Monday, May 06, 2013

No Nukes

Nuclear disarmament has been a parallel process to nuclear non-proliferation. The nuclear-weapon states have promised to work toward disarmament. In exchange for eventual nuclear disarmament, other states have promised not to develop nuclear weaponry.

Nuclear disarmament is an excellent goal. Although verification is a continuing challenge, the requirements of safety and security are good counterbalances, making complete secrecy difficult to achieve. There's always danger of serious accident, and improper handling will one day perhaps lead to major disaster.

The International Atomic Energy Agency (IAEA) and the United Nations Office for Disarmament Affairs have been key focal points for progress with nuclear disarmament and nuclear non-proliferation. But the few states with nuclear weapons have failed to follow-through with their obligations.

The Treaty on the Non-Proliferation of Nuclear Weapons (NPT - link) is seriously belittled by intransigent states not taking nuclear disarmament seriously. A number of the smaller nations have also failed to wholly condemn this lack of progress toward nuclear disarmament -- can we thus label them lackey states? It seems Sweden has become one such state, lacking the courage to consistently support a nuclear weapon-free world...
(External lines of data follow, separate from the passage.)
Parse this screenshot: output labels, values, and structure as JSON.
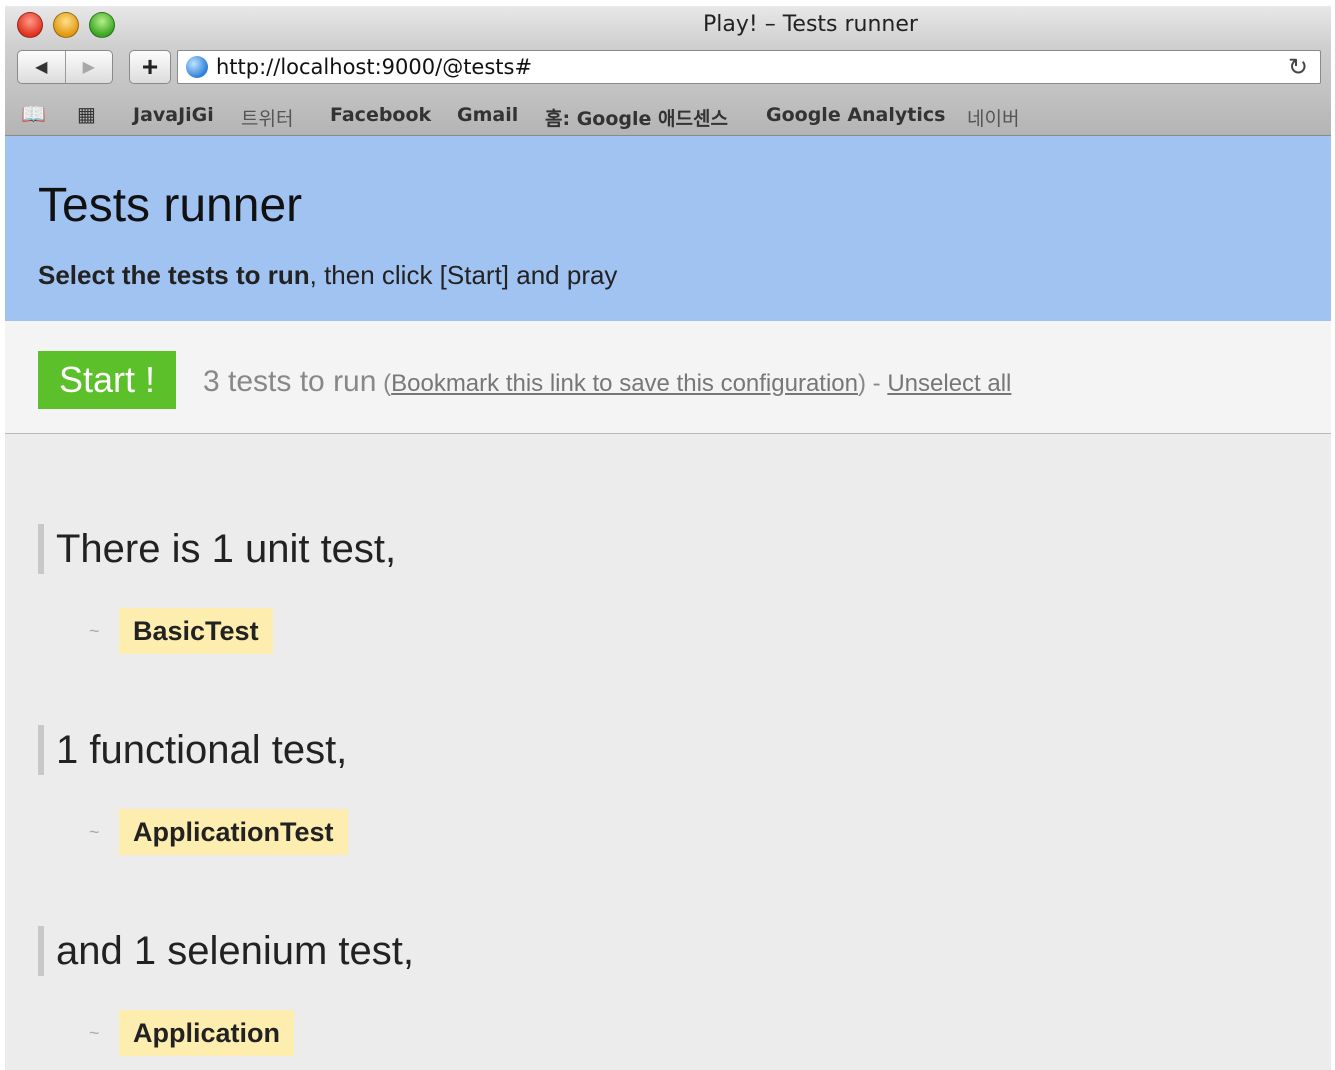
{
  "browser": {
    "window_title": "Play! – Tests runner",
    "url": "http://localhost:9000/@tests#",
    "bookmarks": [
      "JavaJiGi",
      "트위터",
      "Facebook",
      "Gmail",
      "홈: Google 애드센스",
      "Google Analytics",
      "네이버"
    ]
  },
  "header": {
    "title": "Tests runner",
    "subtitle_bold": "Select the tests to run",
    "subtitle_rest": ", then click [Start] and pray"
  },
  "runbar": {
    "start_label": "Start !",
    "count_text": "3 tests to run",
    "paren_open": " (",
    "bookmark_link": "Bookmark this link to save this configuration",
    "paren_close": ") - ",
    "unselect_link": "Unselect all"
  },
  "sections": [
    {
      "heading": "There is 1 unit test,",
      "tests": [
        "BasicTest"
      ]
    },
    {
      "heading": "1 functional test,",
      "tests": [
        "ApplicationTest"
      ]
    },
    {
      "heading": "and 1 selenium test,",
      "tests": [
        "Application"
      ]
    }
  ],
  "tilde": "~",
  "colors": {
    "header_bg": "#a1c3f2",
    "start_button": "#5cc02a",
    "test_highlight": "#fdeeb0"
  }
}
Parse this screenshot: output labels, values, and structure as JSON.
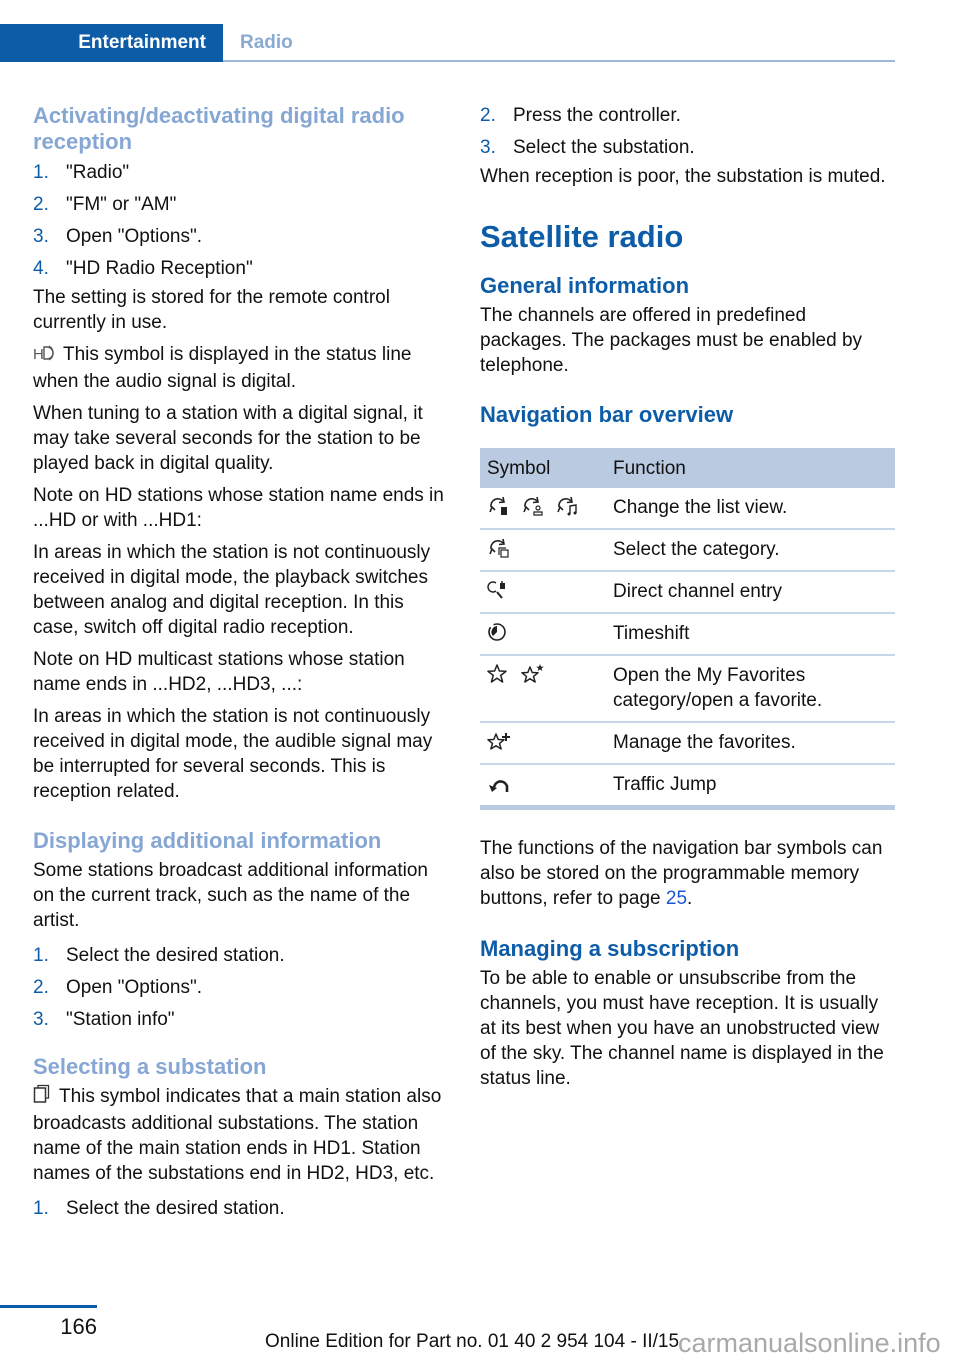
{
  "header": {
    "section": "Entertainment",
    "subsection": "Radio"
  },
  "left": {
    "s1": {
      "title": "Activating/deactivating digital radio reception",
      "steps": [
        {
          "num": "1.",
          "text": "\"Radio\""
        },
        {
          "num": "2.",
          "text": "\"FM\" or \"AM\""
        },
        {
          "num": "3.",
          "text": "Open \"Options\"."
        },
        {
          "num": "4.",
          "text": "\"HD Radio Reception\""
        }
      ],
      "p1": "The setting is stored for the remote control currently in use.",
      "p2_icon": "hd-radio-icon",
      "p2": "This symbol is displayed in the status line when the audio signal is digital.",
      "p3": "When tuning to a station with a digital signal, it may take several seconds for the station to be played back in digital quality.",
      "p4": "Note on HD stations whose station name ends in ...HD or with ...HD1:",
      "p5": "In areas in which the station is not continuously received in digital mode, the playback switches between analog and digital reception. In this case, switch off digital radio reception.",
      "p6": "Note on HD multicast stations whose station name ends in ...HD2, ...HD3, ...:",
      "p7": "In areas in which the station is not continuously received in digital mode, the audible signal may be interrupted for several seconds. This is reception related."
    },
    "s2": {
      "title": "Displaying additional information",
      "p1": "Some stations broadcast additional information on the current track, such as the name of the artist.",
      "steps": [
        {
          "num": "1.",
          "text": "Select the desired station."
        },
        {
          "num": "2.",
          "text": "Open \"Options\"."
        },
        {
          "num": "3.",
          "text": "\"Station info\""
        }
      ]
    },
    "s3": {
      "title": "Selecting a substation",
      "p1_icon": "substation-icon",
      "p1": "This symbol indicates that a main station also broadcasts additional substations. The station name of the main station ends in HD1. Station names of the substations end in HD2, HD3, etc.",
      "steps": [
        {
          "num": "1.",
          "text": "Select the desired station."
        }
      ]
    }
  },
  "right": {
    "s3_cont": {
      "steps": [
        {
          "num": "2.",
          "text": "Press the controller."
        },
        {
          "num": "3.",
          "text": "Select the substation."
        }
      ],
      "p1": "When reception is poor, the substation is muted."
    },
    "chapter_title": "Satellite radio",
    "general": {
      "title": "General information",
      "p1": "The channels are offered in predefined packages. The packages must be enabled by telephone."
    },
    "navbar": {
      "title": "Navigation bar overview",
      "columns": [
        "Symbol",
        "Function"
      ],
      "rows": [
        {
          "icons": [
            "list-view-channel-icon",
            "list-view-artist-icon",
            "list-view-music-icon"
          ],
          "function": "Change the list view."
        },
        {
          "icons": [
            "category-icon"
          ],
          "function": "Select the category."
        },
        {
          "icons": [
            "direct-channel-entry-icon"
          ],
          "function": "Direct channel entry"
        },
        {
          "icons": [
            "timeshift-icon"
          ],
          "function": "Timeshift"
        },
        {
          "icons": [
            "favorites-star-icon",
            "favorite-star-marked-icon"
          ],
          "function": "Open the My Favorites category/open a favorite."
        },
        {
          "icons": [
            "manage-favorites-icon"
          ],
          "function": "Manage the favorites."
        },
        {
          "icons": [
            "traffic-jump-icon"
          ],
          "function": "Traffic Jump"
        }
      ],
      "note_before": "The functions of the navigation bar symbols can also be stored on the programmable memory buttons, refer to page ",
      "note_link": "25",
      "note_after": "."
    },
    "subscription": {
      "title": "Managing a subscription",
      "p1": "To be able to enable or unsubscribe from the channels, you must have reception. It is usually at its best when you have an unobstructed view of the sky. The channel name is displayed in the status line."
    }
  },
  "footer": {
    "page_number": "166",
    "edition": "Online Edition for Part no. 01 40 2 954 104 - II/15",
    "watermark": "carmanualsonline.info"
  },
  "colors": {
    "brand_blue": "#0d5ca7",
    "light_heading": "#86a7d3",
    "table_header": "#b9cae1",
    "link": "#1a55d8"
  }
}
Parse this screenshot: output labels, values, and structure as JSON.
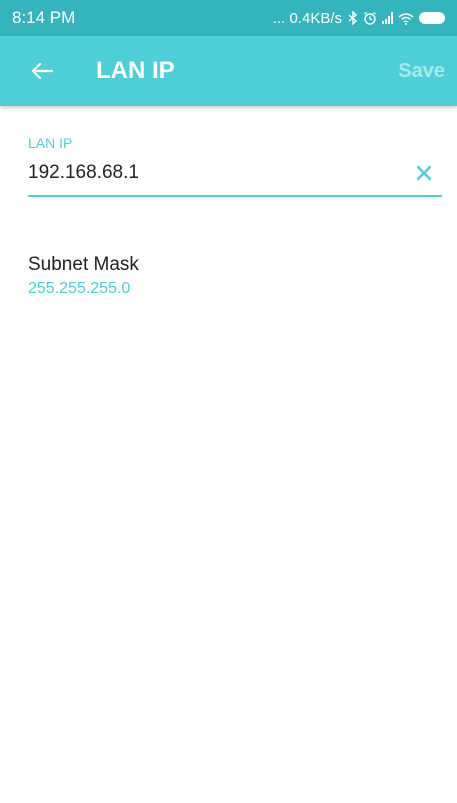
{
  "status_bar": {
    "time": "8:14 PM",
    "network_speed": "... 0.4KB/s",
    "icons": [
      "bluetooth-icon",
      "alarm-icon",
      "signal-icon",
      "wifi-icon",
      "battery-icon"
    ]
  },
  "toolbar": {
    "title": "LAN IP",
    "save_label": "Save",
    "back_icon": "arrow-left-icon"
  },
  "lan_ip_field": {
    "label": "LAN IP",
    "value": "192.168.68.1",
    "clear_icon": "close-icon"
  },
  "subnet_mask": {
    "label": "Subnet Mask",
    "value": "255.255.255.0"
  },
  "colors": {
    "status_bar": "#35b4bd",
    "toolbar": "#4ecfd8",
    "accent": "#4ecfd8",
    "save_disabled": "#a9e8ec"
  }
}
  Link: Foreign Minister Carl Bildt defends Sweden's strategy (P1 radio)